(Records drawn from a dataset)
----------

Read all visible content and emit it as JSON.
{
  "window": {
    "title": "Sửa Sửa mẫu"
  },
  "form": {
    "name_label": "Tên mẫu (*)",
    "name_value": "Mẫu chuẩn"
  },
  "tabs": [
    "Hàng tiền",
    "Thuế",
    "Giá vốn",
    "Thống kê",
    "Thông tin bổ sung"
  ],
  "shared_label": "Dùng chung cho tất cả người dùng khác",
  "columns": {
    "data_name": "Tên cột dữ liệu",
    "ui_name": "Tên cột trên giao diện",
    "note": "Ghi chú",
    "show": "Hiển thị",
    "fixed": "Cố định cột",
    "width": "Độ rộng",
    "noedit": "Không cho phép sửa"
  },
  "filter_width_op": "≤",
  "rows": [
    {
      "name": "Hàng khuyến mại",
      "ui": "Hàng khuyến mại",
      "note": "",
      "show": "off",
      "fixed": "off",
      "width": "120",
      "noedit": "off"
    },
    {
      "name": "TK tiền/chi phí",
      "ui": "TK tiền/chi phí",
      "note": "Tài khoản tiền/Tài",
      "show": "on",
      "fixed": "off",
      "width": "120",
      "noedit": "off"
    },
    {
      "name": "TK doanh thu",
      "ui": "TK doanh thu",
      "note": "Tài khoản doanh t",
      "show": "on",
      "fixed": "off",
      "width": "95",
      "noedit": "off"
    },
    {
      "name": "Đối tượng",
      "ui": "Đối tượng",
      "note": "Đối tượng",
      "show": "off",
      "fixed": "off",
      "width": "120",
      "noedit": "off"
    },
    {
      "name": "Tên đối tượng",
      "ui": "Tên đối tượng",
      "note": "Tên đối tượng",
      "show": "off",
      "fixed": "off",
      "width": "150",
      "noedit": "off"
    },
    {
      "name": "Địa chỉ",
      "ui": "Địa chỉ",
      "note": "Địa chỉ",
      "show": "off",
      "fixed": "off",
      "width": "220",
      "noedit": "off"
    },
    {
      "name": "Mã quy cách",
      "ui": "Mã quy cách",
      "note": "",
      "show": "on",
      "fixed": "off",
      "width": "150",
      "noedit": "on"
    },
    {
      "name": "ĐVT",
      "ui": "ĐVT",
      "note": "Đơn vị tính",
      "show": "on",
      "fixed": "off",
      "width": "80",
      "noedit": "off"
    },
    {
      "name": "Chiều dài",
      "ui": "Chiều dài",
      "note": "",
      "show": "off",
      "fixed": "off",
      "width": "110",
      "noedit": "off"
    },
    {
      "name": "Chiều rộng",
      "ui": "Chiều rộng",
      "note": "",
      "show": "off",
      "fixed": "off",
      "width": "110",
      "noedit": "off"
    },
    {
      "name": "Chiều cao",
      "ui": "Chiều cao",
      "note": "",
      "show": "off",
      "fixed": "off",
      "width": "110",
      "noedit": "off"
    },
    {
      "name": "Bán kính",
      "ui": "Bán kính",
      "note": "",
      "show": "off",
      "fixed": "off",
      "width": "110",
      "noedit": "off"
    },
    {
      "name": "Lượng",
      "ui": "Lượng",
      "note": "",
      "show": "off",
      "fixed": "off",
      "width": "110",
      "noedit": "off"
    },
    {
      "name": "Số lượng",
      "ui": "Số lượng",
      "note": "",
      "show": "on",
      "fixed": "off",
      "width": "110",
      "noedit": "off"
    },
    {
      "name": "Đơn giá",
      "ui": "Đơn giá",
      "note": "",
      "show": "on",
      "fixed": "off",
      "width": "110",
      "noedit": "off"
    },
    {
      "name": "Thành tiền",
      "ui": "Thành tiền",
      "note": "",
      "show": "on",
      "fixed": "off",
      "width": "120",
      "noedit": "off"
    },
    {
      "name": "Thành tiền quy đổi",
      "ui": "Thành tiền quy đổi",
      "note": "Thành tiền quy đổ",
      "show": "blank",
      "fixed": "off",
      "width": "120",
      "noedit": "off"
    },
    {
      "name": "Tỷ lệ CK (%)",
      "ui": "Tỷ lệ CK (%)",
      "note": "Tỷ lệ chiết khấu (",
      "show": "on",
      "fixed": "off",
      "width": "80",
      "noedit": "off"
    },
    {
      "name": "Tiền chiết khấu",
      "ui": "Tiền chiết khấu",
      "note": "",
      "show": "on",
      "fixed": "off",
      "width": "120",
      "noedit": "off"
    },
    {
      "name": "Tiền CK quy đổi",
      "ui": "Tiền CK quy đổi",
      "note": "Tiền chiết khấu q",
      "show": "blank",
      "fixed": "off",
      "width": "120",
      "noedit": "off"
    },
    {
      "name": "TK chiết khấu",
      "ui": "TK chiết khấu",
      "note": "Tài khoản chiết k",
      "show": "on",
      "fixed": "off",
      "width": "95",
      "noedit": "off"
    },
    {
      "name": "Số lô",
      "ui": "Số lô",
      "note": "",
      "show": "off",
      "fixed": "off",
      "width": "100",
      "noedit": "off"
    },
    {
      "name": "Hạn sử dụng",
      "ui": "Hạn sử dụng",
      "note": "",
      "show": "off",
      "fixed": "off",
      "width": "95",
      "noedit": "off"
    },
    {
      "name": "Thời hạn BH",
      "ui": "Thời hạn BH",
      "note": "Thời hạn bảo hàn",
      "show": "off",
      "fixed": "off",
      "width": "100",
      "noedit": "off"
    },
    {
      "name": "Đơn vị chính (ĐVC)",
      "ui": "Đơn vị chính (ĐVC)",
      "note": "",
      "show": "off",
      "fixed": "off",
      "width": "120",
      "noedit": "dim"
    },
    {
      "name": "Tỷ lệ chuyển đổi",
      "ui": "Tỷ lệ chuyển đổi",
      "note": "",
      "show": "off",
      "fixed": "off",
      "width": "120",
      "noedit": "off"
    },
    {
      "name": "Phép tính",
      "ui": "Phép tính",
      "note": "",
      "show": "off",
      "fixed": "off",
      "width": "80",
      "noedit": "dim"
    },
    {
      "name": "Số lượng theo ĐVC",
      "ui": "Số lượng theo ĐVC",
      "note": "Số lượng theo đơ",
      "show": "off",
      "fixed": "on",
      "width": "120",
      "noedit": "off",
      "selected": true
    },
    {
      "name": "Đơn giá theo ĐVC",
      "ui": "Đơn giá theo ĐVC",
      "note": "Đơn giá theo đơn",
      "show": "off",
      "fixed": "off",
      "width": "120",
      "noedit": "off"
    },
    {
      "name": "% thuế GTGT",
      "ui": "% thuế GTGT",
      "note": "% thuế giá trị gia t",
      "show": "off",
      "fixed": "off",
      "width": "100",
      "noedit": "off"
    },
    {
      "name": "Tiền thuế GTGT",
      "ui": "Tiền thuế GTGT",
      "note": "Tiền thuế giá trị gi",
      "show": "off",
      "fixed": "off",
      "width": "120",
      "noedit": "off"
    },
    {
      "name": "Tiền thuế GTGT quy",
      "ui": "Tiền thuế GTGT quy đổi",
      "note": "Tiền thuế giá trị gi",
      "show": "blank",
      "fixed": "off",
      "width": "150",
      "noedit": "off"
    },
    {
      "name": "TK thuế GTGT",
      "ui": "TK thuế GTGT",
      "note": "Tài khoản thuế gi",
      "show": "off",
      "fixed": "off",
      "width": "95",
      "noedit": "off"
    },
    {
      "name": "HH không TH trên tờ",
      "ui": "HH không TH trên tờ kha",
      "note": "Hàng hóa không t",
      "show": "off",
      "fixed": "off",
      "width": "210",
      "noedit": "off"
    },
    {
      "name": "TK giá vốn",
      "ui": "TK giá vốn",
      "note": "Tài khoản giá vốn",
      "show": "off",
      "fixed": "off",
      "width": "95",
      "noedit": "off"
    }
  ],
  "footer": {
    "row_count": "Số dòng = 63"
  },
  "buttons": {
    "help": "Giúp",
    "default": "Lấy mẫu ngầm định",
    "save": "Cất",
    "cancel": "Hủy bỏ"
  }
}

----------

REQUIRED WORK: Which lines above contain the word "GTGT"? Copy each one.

REPLY TO THE TASK:
      "name": "% thuế GTGT",
      "ui": "% thuế GTGT",
      "name": "Tiền thuế GTGT",
      "ui": "Tiền thuế GTGT",
      "name": "Tiền thuế GTGT quy",
      "ui": "Tiền thuế GTGT quy đổi",
      "name": "TK thuế GTGT",
      "ui": "TK thuế GTGT",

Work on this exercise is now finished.